The anonymity associated with making a purchase through an entity is a major draw for celebrities, professional athletes and other public figures. Jennifer Aniston realized the importance of privacy when she purchased a penthouse several years ago under “Norman’s Nest Trust.” “Norman” was the name of her beloved dog that had recently passed.

Depending on the terms of the trust, information regarding the beneficial ownership of the property could remain limited during the beneficial owner’s lifetime and, if the trust provides that the assets bypass probate, also after their death.

By taking title to property in a LLC, an individual can shield other personal assets from certain liabilities. If not structured properly, however, in Tennessee there could be adverse tax consequences to taking title to real property in a LLC.

Purchasing adequate insurance to minimize liability exposure is a step that should not be overlooked. Adequate insurance will be sufficient to cover most claims. Insurance, however, does not cover every potential claimant, which is why a LLC is appealing for those who wish to put a “backstop” in place to further minimize the risk of liability.

Establishing a LLC or trust for the purchase of real property may subject you to certain taxes and administrative costs. If bank financing is involved there may be certain restrictions or guidelines which must be strictly followed.

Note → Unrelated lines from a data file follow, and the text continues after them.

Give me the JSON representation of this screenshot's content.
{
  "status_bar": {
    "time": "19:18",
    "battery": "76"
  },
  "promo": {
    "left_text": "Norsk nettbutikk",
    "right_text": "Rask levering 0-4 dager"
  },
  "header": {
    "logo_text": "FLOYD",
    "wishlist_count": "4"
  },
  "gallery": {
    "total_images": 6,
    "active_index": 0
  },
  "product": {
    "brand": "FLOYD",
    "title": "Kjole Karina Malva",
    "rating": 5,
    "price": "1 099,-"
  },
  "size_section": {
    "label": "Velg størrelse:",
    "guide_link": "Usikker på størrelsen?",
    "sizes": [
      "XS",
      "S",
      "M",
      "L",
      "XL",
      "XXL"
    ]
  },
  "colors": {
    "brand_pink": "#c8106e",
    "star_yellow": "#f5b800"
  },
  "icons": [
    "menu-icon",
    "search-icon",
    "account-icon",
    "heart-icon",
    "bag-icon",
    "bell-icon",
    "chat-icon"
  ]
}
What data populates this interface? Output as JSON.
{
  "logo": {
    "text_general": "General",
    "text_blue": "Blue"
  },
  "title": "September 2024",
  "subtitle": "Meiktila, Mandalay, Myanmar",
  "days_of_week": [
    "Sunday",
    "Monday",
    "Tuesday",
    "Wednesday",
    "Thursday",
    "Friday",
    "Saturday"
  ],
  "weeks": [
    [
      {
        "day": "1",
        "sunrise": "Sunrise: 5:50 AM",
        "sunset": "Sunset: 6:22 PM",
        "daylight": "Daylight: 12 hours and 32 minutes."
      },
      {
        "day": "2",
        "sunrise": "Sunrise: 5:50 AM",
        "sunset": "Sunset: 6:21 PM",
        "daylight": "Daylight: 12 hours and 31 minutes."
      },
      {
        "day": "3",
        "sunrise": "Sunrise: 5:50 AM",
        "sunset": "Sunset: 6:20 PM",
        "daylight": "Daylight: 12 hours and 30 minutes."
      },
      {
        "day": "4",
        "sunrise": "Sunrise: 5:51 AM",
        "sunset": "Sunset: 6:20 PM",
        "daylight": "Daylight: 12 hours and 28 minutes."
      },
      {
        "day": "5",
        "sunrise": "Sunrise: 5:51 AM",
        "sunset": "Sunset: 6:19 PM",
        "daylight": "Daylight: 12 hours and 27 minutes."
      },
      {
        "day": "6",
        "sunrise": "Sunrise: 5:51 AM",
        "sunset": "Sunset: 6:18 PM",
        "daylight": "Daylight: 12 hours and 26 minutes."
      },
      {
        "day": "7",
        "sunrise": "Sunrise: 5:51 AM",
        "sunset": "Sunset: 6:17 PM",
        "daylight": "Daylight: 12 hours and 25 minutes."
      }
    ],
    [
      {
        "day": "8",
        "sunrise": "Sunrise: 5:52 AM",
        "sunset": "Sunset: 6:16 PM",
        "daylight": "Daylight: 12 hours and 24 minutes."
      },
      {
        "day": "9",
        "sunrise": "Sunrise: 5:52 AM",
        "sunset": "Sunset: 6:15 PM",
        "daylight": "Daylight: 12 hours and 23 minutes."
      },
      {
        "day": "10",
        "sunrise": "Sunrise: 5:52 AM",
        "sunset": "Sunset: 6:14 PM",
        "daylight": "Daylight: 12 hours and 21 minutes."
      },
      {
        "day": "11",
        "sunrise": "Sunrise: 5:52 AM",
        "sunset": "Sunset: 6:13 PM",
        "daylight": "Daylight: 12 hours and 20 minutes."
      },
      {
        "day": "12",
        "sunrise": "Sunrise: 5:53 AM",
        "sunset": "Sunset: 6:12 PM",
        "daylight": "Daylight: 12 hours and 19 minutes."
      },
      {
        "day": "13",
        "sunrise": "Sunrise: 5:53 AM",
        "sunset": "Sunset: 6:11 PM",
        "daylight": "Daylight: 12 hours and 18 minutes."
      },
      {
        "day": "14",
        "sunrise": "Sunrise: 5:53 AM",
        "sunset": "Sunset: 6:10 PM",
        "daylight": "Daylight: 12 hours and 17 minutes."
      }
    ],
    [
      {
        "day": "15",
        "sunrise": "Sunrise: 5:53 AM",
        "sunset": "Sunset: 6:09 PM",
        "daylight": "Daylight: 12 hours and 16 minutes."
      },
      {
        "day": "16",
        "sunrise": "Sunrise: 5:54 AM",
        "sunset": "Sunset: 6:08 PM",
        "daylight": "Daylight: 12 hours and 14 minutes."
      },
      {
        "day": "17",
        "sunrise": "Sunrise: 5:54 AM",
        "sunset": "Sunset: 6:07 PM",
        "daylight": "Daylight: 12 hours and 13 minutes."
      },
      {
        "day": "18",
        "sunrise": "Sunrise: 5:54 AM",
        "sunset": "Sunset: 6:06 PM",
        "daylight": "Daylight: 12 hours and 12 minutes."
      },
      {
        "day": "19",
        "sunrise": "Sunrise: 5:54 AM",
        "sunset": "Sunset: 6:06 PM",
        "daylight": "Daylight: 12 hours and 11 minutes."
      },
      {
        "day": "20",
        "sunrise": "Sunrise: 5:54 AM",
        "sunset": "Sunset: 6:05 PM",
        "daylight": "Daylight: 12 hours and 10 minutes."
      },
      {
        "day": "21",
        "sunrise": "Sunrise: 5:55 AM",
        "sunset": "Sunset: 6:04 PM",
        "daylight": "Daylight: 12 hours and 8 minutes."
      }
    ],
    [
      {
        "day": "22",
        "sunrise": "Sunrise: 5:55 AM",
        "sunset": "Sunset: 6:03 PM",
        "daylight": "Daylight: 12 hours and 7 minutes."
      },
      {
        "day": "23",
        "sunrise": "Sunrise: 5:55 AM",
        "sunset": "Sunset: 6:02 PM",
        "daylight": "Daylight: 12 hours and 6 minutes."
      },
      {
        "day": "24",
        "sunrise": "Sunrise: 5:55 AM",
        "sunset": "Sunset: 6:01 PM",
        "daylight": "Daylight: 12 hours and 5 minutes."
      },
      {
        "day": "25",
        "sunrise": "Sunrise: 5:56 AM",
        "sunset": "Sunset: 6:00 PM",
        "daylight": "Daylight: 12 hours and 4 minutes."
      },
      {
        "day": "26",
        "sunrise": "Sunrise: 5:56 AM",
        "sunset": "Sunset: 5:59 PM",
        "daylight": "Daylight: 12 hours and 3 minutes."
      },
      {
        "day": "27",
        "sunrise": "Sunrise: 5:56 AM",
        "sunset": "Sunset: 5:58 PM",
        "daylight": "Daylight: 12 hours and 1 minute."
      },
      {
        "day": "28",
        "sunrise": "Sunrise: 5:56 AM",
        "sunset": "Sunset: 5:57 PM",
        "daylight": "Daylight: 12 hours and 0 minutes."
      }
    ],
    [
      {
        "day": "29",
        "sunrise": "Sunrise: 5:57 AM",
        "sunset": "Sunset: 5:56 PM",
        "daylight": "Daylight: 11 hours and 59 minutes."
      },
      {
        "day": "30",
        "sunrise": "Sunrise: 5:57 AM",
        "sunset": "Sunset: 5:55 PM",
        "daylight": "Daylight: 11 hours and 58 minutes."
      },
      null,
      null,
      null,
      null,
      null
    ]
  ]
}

Utilizing a trust or LLC to hold title to real property can, if structured property, preserve privacy and protect assets. When determining whether a LLC or trust is right for your situation, however, it is important to fully understand the tax and administrative consequences of establishing such an entity.